EXERCISE GOAL | Search the listing below for the word "landscape" and copy each line where it appears.
---------- EXTRACTED MATERIAL ----------
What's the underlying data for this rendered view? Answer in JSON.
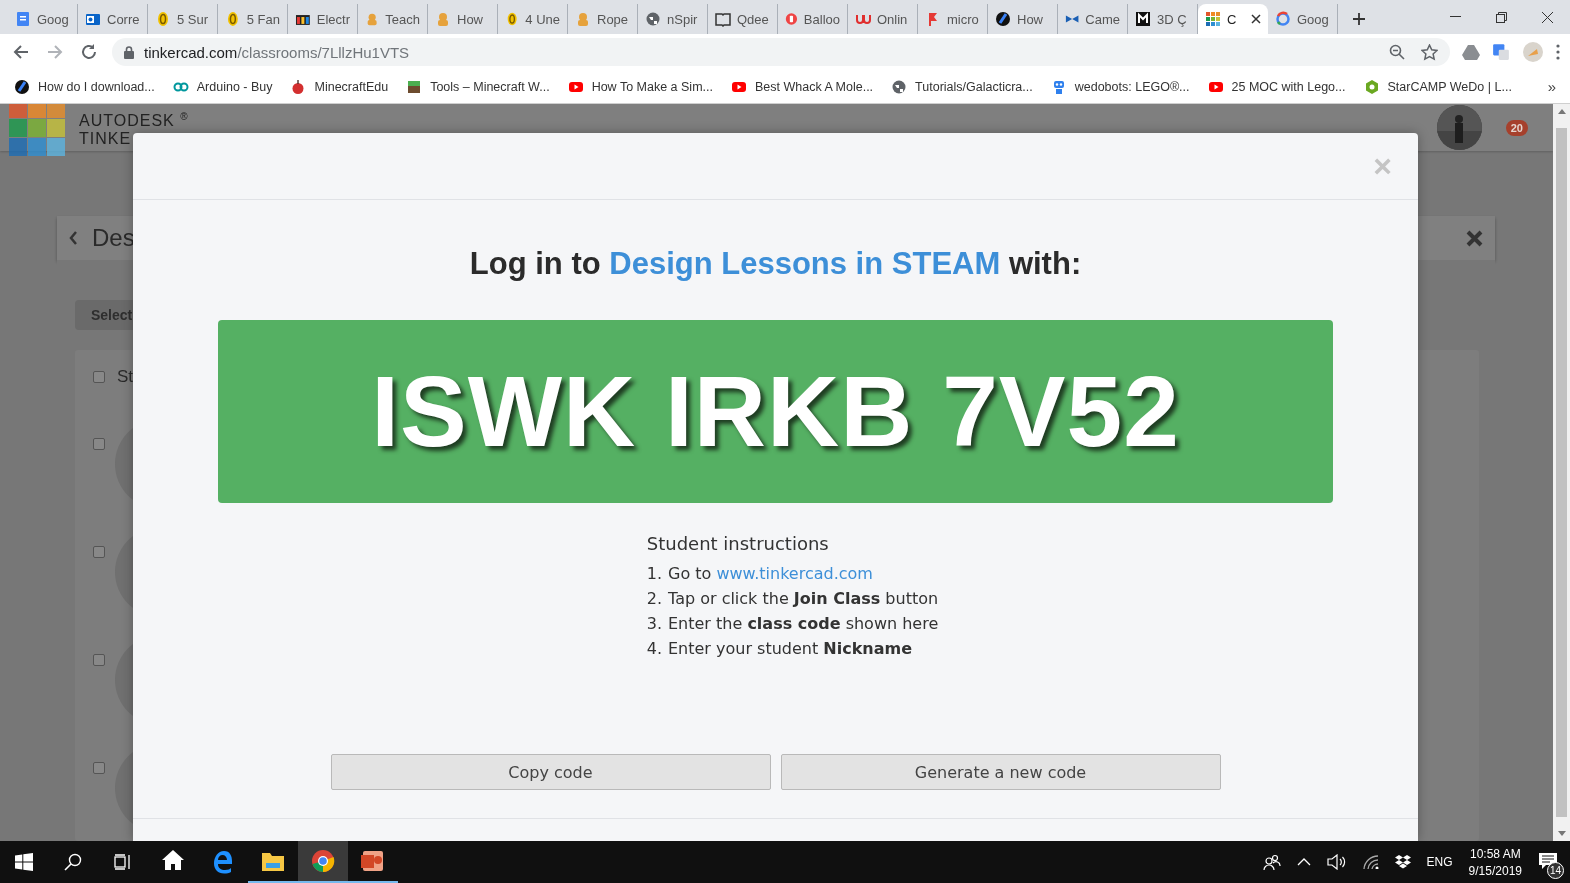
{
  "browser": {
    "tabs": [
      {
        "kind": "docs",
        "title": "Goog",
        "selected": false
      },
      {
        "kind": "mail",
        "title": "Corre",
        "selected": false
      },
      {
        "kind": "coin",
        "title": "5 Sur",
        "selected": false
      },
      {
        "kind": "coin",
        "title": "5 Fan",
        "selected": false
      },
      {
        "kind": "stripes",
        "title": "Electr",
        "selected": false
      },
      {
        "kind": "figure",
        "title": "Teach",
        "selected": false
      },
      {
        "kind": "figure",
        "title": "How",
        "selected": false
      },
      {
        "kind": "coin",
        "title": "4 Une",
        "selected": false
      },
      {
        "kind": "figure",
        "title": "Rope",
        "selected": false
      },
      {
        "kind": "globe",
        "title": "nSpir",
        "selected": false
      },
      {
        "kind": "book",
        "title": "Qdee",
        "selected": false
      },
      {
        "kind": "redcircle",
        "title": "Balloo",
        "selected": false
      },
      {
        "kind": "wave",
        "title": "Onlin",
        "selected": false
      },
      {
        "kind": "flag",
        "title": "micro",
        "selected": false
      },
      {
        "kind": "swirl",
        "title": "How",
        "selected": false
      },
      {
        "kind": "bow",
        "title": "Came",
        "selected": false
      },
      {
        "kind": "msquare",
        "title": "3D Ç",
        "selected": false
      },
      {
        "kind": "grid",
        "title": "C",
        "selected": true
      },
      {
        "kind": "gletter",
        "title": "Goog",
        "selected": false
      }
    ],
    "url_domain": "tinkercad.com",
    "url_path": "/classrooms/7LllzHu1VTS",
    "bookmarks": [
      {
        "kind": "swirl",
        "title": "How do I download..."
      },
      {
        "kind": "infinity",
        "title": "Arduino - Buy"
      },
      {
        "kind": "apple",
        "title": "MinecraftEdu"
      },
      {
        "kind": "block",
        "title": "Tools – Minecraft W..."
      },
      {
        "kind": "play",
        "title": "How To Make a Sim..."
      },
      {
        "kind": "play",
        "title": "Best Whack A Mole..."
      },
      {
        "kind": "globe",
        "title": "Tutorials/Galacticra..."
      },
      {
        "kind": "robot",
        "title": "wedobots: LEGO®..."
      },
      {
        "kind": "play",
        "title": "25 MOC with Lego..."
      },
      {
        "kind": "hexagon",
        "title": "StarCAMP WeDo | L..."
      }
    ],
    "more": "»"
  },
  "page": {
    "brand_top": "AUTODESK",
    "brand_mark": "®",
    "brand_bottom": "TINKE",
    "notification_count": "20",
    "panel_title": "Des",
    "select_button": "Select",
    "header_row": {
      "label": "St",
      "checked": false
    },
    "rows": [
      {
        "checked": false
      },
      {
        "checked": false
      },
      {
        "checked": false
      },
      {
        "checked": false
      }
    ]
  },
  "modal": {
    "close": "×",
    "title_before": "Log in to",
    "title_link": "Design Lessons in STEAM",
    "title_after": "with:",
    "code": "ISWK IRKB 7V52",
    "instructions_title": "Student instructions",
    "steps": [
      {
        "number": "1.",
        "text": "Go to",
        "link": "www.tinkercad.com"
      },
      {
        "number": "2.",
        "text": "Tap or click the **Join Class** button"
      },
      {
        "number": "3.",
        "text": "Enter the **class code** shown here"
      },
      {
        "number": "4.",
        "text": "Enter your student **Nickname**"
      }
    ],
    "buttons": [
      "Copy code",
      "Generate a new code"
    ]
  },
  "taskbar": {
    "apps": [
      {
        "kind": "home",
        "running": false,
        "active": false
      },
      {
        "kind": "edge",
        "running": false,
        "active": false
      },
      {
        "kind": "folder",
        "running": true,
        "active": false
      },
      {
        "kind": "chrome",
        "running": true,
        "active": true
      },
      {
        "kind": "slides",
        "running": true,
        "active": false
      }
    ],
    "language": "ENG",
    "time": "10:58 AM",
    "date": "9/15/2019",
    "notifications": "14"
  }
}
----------
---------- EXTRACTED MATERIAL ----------
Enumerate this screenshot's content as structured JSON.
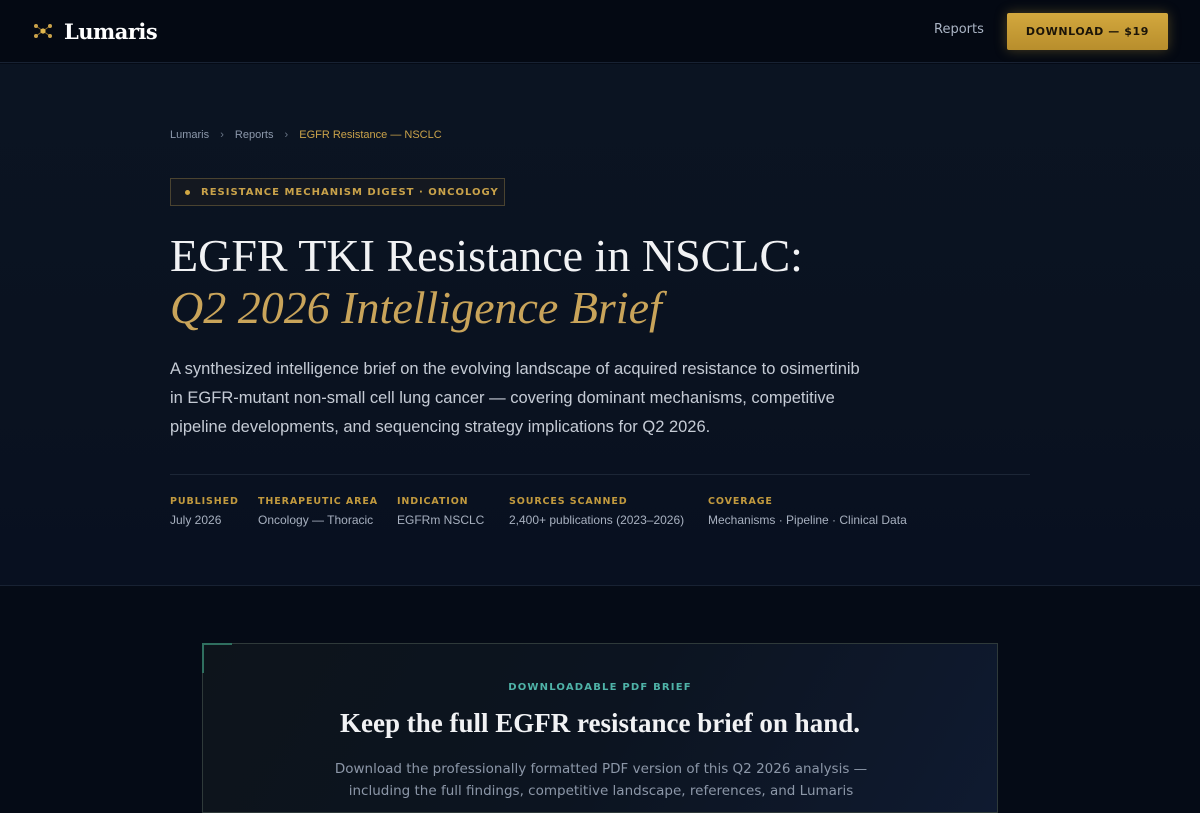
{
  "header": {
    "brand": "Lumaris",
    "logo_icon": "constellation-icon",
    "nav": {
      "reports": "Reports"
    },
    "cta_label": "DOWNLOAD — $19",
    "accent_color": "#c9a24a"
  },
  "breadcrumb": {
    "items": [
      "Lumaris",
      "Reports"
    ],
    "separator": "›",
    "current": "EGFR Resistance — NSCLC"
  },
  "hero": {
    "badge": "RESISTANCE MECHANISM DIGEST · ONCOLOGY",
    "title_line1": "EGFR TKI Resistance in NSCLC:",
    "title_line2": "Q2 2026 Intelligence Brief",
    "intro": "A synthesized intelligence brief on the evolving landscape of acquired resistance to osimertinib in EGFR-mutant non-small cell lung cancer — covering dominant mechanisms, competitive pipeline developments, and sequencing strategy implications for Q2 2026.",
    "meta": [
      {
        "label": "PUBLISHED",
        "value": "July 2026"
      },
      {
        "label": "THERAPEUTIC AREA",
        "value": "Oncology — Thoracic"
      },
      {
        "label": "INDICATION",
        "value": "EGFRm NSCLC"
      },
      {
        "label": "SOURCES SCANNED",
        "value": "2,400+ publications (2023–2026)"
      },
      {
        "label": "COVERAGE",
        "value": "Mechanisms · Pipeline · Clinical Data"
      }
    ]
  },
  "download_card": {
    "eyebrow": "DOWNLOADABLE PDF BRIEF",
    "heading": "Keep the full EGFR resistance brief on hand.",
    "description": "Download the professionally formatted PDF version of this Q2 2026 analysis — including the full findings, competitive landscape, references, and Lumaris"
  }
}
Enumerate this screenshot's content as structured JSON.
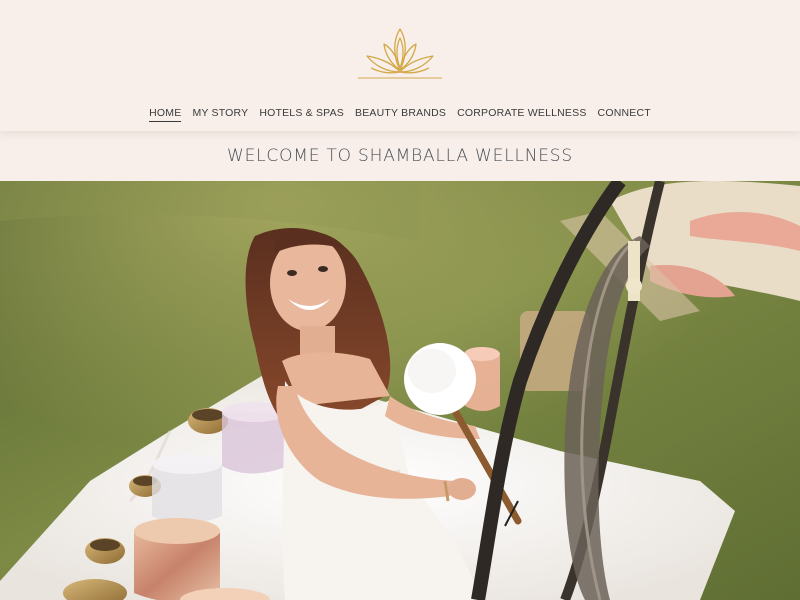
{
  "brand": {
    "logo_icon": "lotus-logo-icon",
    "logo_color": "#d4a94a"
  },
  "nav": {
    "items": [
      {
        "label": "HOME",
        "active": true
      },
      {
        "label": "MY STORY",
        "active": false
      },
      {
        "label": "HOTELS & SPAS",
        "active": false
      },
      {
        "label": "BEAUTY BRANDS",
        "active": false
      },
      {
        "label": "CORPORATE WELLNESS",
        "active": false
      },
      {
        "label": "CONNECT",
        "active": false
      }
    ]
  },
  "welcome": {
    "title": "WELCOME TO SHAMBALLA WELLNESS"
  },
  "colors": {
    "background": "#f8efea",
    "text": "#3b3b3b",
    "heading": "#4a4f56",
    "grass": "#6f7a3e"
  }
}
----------
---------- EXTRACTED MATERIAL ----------
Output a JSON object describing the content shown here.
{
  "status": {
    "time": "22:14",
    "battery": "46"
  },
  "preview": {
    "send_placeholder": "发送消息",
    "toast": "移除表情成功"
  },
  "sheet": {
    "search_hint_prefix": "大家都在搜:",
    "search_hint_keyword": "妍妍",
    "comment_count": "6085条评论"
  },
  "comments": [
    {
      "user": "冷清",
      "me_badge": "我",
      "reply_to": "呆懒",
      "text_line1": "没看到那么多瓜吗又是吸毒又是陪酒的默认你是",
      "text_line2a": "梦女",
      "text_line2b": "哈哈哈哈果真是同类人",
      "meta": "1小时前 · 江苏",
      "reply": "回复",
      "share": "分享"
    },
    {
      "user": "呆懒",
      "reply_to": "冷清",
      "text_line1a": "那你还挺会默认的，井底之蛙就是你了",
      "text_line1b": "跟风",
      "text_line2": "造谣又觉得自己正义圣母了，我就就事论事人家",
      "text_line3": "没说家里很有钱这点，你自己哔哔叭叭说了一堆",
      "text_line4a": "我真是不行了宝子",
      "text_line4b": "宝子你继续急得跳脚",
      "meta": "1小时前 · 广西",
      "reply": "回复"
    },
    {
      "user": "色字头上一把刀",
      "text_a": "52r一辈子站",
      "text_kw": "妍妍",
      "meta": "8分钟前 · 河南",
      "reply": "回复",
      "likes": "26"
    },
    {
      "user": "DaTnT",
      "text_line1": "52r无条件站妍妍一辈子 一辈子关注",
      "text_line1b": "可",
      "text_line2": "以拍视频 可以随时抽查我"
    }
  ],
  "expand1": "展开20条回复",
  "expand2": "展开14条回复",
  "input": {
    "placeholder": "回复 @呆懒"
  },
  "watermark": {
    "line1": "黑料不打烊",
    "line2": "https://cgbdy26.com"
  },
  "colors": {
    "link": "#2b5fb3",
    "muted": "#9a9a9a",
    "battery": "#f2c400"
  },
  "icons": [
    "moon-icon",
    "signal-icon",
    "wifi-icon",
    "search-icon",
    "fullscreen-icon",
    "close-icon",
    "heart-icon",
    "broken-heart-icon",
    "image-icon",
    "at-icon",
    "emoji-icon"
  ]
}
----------
EXERCISE RESULT |
    "intro": "A synthesized intelligence brief on the evolving landscape of acquired resistance to osimertinib in EGFR-mutant non-small cell lung cancer — covering dominant mechanisms, competitive pipeline developments, and sequencing strategy implications for Q2 2026.",
    "description": "Download the professionally formatted PDF version of this Q2 2026 analysis — including the full findings, competitive landscape, references, and Lumaris"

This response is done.